Dear President Obama,
As you prepare for the state visit of Singapore’s Prime Minister Lee Hsien Loong on August 2, 2016, we write to highlight key human rights concerns that we hope you will raise in both public and private with Prime Minister Lee. These include issues of freedom of speech, assembly, and association, and the rights of LGBT people. We provide further detail on these topics in the appendix to this letter.
Singapore’s political environment is highly stifling, and citizens face severe restrictions on their basic rights to freedom of expression, association and peaceful assembly. The government of Singapore effectively controls the print media, and online media outlets are forced to register with the government and post a significant bond. Bloggers who comment on political issues are targeted for prosecution using vague and overly broad legal provisions on public order, morality, security, and racial and religious harmony. For example, Alex Au, a popular blogger and LGBT activist, was convicted in January 2015 of violating the archaic offense of “scandalizing the judiciary” because he posted a critical comment about case management in the court’s handling of two constitutional challenges to Singapore’s anti-sodomy law.
Outspoken activists are subject to government harassment. In May 2016, the police intensively interrogated political activist and blogger Roy Ngerng Yi Ling and long-time activist Teo Soh Lung on grounds of allegedly violating election laws restricting political campaigning during a “cooling-off period” before the recent by-election. The enforcement action was prompted by posts they put on their personal Facebook pages. The authorities’ use of the law against private individuals was unprecedented since the election law specifically permits “the transmission of personal political views by individuals to other individuals, on a non-commercial basis, using the Internet.” The heavy-handed action by the police, who searched the homes of both Teo and Ngerng, seizing phones and computers, appeared to be an effort to intimidate the outspoken activists.
Over the years, the government of Singapore has regularly used politically motivated defamation suits to bankrupt and silence critics and political opponents. More recently, Prime Minister Lee sued the activist noted above, Roy Ngerng Yi Ling, for defamation, seeking hundreds of thousands of dollars for damages allegedly caused by a single blog post criticizing the management of the government’s Central Provident Fund. In December 2015, the court ordered Ngerng to pay 150,000 Singapore dollars (US$111,166) in damages and S$29,000 (US$21,492) in legal costs.
Public demonstrations and other assemblies remain severely limited, with a permit required for any assembly outside of Hong Lim Park, where the so-called “Speaker’s Corner” is situated. Even events held within Hong Lim Park can result in prosecution or harassment by the authorities. Activist Jolovan Wham was given a “stern warning” by the police after two Hong Kong citizens attended a protest he organized in solidarity with the Occupy Hong Kong movement, even though he made clear, in promotional materials and at the event itself, that participation by non-citizens was not permitted under Singapore’s laws. Other activists have been charged for holding an “unauthorized demonstration” on the grounds that they checked the box, in the online registration form for use of Hong Lim Park, for “speeches” rather than the one for a “demonstration.” Even efforts to hold a candlelight vigil in response to last month’s Orlando shootings were hampered by restrictions that make it impossible to plan and hold an event on the same day, and include restrictions on speakers at assemblies in Hong Lim Park.
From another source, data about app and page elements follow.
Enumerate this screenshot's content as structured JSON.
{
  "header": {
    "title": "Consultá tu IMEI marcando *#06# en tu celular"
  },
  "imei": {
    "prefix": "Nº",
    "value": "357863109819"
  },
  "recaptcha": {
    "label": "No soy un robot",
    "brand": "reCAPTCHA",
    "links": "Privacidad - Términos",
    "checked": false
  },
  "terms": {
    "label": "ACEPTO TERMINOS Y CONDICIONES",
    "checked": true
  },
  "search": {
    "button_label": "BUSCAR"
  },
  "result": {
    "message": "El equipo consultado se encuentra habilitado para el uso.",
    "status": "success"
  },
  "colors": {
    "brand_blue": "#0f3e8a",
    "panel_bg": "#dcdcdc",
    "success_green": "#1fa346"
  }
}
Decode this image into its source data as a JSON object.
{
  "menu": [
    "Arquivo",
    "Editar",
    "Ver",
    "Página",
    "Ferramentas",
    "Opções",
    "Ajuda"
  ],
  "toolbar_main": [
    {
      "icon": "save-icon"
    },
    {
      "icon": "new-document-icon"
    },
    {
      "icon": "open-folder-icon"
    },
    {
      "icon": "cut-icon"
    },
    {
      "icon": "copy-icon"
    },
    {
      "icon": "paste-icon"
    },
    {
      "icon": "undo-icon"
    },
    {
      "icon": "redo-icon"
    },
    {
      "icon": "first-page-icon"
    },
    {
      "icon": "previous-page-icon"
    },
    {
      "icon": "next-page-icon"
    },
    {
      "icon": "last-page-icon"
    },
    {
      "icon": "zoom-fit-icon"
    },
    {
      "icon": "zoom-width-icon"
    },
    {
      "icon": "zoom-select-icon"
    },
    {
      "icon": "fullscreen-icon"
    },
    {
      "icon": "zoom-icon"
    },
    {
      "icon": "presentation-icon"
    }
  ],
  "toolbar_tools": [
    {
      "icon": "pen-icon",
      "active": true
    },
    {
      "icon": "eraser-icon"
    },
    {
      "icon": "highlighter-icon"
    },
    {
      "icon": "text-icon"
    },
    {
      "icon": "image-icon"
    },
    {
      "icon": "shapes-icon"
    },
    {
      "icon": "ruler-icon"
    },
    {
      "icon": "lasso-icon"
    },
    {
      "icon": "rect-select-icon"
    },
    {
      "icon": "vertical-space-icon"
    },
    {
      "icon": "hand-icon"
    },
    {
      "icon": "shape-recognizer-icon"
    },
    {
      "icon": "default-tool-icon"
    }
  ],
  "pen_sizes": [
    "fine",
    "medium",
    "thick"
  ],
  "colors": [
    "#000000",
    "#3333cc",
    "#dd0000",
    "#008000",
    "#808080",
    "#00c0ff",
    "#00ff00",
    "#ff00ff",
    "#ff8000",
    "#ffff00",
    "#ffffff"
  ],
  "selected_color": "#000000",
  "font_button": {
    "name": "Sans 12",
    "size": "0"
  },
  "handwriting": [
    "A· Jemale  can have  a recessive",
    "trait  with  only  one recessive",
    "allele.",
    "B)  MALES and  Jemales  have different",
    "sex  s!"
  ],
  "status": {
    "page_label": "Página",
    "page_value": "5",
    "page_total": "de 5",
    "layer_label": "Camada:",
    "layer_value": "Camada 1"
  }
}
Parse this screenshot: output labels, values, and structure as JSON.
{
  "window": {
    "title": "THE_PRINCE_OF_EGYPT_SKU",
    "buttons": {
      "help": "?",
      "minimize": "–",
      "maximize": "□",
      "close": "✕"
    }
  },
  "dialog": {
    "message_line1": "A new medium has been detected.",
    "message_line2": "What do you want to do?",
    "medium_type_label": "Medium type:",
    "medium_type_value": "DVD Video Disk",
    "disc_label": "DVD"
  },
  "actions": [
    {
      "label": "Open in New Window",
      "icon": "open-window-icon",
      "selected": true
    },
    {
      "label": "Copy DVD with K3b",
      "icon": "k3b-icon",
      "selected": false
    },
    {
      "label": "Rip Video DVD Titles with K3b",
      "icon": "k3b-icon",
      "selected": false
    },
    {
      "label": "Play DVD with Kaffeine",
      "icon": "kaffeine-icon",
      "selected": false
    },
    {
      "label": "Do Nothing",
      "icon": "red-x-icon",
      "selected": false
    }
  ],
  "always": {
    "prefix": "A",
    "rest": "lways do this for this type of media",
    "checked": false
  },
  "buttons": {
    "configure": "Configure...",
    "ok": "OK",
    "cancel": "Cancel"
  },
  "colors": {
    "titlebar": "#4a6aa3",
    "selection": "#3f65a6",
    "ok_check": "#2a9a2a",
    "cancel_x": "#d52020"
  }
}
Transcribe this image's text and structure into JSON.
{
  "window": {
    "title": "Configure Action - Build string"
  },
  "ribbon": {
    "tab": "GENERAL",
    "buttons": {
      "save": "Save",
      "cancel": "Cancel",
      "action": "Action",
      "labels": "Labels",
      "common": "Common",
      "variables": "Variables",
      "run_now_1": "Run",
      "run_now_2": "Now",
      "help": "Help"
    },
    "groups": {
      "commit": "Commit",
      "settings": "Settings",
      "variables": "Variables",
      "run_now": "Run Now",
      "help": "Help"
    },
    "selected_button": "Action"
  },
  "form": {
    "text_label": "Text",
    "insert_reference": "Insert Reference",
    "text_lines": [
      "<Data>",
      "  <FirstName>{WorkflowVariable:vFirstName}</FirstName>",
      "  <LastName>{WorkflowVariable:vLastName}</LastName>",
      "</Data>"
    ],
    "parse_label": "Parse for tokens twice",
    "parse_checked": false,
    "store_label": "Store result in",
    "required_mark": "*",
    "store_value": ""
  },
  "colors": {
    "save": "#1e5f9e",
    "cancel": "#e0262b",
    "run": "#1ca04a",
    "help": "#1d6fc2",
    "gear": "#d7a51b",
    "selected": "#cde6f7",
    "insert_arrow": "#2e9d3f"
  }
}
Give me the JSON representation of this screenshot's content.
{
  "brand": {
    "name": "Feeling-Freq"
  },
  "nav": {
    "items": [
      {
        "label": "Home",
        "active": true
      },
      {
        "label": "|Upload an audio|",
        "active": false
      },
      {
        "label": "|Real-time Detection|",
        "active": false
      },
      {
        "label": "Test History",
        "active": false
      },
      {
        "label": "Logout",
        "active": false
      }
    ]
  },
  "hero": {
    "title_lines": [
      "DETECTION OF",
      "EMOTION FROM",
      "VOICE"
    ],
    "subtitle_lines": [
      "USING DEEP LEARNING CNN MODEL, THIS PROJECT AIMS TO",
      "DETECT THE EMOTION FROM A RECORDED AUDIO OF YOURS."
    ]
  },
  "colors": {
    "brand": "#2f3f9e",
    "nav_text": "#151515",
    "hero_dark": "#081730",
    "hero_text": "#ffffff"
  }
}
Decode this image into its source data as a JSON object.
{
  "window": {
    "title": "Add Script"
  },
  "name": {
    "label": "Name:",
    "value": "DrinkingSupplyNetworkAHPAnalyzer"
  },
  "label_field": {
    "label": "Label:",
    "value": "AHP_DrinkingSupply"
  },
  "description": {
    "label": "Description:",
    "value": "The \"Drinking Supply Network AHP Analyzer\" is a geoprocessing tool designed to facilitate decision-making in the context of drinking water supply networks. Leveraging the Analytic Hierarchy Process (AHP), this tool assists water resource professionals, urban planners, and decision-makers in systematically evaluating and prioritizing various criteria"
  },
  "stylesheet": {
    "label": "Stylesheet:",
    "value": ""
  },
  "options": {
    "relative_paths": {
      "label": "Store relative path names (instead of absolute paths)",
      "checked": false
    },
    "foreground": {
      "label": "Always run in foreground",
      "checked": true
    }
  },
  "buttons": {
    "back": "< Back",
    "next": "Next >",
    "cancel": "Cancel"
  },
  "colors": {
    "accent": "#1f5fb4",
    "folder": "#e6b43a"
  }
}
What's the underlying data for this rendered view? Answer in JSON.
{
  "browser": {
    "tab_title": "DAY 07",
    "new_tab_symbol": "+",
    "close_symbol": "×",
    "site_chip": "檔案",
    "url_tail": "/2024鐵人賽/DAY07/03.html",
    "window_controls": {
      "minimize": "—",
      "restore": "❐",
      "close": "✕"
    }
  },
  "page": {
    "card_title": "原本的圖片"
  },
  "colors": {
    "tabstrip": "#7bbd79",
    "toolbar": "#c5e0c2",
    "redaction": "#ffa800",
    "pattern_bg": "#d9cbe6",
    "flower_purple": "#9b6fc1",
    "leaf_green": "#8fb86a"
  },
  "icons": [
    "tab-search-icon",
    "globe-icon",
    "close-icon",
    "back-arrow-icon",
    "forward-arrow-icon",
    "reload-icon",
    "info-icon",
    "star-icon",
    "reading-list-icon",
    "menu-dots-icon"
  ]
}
Consensual sexual relations between men remain a criminal offense under article 377A of the Penal Code in Singapore. While the government claims it does not enforce that statute, the reality is the law remains on the books ready to be used, and the government routinely censors positive portrayals of LGBT individuals, and even mention of LGBT issues. The law itself is demeaning to individuals who experience same-sex attraction. Even your own comments, Mr. President, are not exempt. For example, Singapore deleted the statement you made during an appearance on The Ellen Show in February 2016, praising Ellen DeGeneres for her LGBT activism, when the episode was broadcast in Singapore.
We urge you to ensure that discussions during this visit go beyond economic and strategic cooperation with the United States, and firmly address Singapore’s seriously problematic human rights record. We hope you will make it clear to Prime Minister Lee that the United States expects its partners to create an environment in which basic civil and political rights are protected, activists and nongovernmental monitoring organizations can thrive, and where the law is used to protect – rather than repress – the country’s people.
Specifically, we urge you to press Prime Minister Lee to act to:
Eliminate the offense of “scandalizing the judiciary,” as many other commonwealth countries have done;
End film censorship, in both law and practice;
Revise the Public Order Act and the Public Entertainment and Meetings Act to bring them into line with international standards for the protection of freedom of assembly;
Drop the investigations of Roy Ngerng and Teo Soh Lung for allegedly violating restrictions on political campaigning during the “cooling-off” period;
Repeal section 377A of the Penal Code to decriminalize consensual sexual activity between men;
Revise the Free to Air Radio Code and other media regulations to eliminate the prohibitions on positive depictions of LGBT lives; and
Instruct the Registrar of Societies to permit the registration of LGBT organizations under the Societies Act.
Thank you for your consideration and we look forward to discussing these matters further with your staff.